▸ Work item
Go through the records below and restate each one word for word.

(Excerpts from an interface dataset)
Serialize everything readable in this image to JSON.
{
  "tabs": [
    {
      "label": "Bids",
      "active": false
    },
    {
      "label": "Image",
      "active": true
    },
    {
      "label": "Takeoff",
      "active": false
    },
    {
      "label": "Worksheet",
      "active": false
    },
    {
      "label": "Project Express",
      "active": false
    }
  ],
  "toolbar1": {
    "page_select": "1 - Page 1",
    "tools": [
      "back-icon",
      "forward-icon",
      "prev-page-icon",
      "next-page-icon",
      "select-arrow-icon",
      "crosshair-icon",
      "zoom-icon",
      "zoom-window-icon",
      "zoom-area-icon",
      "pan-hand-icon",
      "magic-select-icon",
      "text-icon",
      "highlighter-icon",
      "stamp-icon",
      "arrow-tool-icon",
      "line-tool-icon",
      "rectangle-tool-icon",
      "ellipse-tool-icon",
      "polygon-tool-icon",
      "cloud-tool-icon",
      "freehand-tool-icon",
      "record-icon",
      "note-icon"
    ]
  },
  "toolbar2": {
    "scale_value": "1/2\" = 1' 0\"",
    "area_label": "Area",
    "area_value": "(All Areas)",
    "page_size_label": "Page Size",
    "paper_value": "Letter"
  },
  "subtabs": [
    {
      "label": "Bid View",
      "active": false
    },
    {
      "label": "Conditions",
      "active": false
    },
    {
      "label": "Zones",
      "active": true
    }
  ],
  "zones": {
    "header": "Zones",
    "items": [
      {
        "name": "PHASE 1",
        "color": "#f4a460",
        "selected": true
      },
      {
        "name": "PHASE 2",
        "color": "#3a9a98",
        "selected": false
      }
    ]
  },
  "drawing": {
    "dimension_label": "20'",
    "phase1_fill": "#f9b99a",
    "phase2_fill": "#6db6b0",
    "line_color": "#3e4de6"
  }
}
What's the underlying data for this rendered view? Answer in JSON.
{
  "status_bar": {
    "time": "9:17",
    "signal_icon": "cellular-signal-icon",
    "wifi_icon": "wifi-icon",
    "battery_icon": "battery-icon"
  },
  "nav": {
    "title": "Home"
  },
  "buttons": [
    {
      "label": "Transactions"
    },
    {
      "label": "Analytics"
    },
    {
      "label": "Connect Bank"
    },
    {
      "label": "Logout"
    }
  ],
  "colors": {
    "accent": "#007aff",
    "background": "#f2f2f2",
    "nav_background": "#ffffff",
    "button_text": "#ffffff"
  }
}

▸ Expected answer
Serialize everything readable in this image to JSON.
{
  "tabs": [
    {
      "label": "Bids",
      "active": false
    },
    {
      "label": "Image",
      "active": true
    },
    {
      "label": "Takeoff",
      "active": false
    },
    {
      "label": "Worksheet",
      "active": false
    },
    {
      "label": "Project Express",
      "active": false
    }
  ],
  "toolbar1": {
    "page_select": "1 - Page 1",
    "tools": [
      "back-icon",
      "forward-icon",
      "prev-page-icon",
      "next-page-icon",
      "select-arrow-icon",
      "crosshair-icon",
      "zoom-icon",
      "zoom-window-icon",
      "zoom-area-icon",
      "pan-hand-icon",
      "magic-select-icon",
      "text-icon",
      "highlighter-icon",
      "stamp-icon",
      "arrow-tool-icon",
      "line-tool-icon",
      "rectangle-tool-icon",
      "ellipse-tool-icon",
      "polygon-tool-icon",
      "cloud-tool-icon",
      "freehand-tool-icon",
      "record-icon",
      "note-icon"
    ]
  },
  "toolbar2": {
    "scale_value": "1/2\" = 1' 0\"",
    "area_label": "Area",
    "area_value": "(All Areas)",
    "page_size_label": "Page Size",
    "paper_value": "Letter"
  },
  "subtabs": [
    {
      "label": "Bid View",
      "active": false
    },
    {
      "label": "Conditions",
      "active": false
    },
    {
      "label": "Zones",
      "active": true
    }
  ],
  "zones": {
    "header": "Zones",
    "items": [
      {
        "name": "PHASE 1",
        "color": "#f4a460",
        "selected": true
      },
      {
        "name": "PHASE 2",
        "color": "#3a9a98",
        "selected": false
      }
    ]
  },
  "drawing": {
    "dimension_label": "20'",
    "phase1_fill": "#f9b99a",
    "phase2_fill": "#6db6b0",
    "line_color": "#3e4de6"
  }
}
What's the underlying data for this rendered view? Answer in JSON.
{
  "status_bar": {
    "time": "9:17",
    "signal_icon": "cellular-signal-icon",
    "wifi_icon": "wifi-icon",
    "battery_icon": "battery-icon"
  },
  "nav": {
    "title": "Home"
  },
  "buttons": [
    {
      "label": "Transactions"
    },
    {
      "label": "Analytics"
    },
    {
      "label": "Connect Bank"
    },
    {
      "label": "Logout"
    }
  ],
  "colors": {
    "accent": "#007aff",
    "background": "#f2f2f2",
    "nav_background": "#ffffff",
    "button_text": "#ffffff"
  }
}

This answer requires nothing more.